EXERCISE OBJECTIVE
Provide only the number of lines in the data below that contain the word "Melissa".

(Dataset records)
---+---

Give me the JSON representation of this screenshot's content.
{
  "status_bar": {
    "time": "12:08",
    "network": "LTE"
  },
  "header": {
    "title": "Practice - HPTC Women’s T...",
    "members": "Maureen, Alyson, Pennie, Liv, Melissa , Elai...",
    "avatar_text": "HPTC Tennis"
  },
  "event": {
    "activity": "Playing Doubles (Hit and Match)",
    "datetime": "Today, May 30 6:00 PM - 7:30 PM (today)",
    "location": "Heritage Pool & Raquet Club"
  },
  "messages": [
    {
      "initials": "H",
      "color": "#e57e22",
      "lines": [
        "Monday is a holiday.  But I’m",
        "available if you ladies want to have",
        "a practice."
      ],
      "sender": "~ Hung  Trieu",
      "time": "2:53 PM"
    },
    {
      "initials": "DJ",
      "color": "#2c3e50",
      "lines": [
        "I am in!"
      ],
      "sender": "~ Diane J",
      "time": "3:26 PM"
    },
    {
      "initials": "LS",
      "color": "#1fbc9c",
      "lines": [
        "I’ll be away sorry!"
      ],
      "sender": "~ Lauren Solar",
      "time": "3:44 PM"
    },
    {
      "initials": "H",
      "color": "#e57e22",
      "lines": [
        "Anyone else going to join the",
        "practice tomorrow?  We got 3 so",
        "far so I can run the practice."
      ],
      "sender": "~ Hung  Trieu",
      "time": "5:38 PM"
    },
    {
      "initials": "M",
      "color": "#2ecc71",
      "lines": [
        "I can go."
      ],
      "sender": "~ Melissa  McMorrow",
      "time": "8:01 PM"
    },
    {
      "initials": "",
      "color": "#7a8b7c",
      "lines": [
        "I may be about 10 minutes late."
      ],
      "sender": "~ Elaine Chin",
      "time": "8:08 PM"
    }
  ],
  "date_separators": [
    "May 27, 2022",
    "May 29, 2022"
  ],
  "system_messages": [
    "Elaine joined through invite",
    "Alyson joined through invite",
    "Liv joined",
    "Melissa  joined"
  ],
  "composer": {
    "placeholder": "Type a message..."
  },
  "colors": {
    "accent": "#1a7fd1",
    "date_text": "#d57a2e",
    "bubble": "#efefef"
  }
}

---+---

ANSWER SPACE
3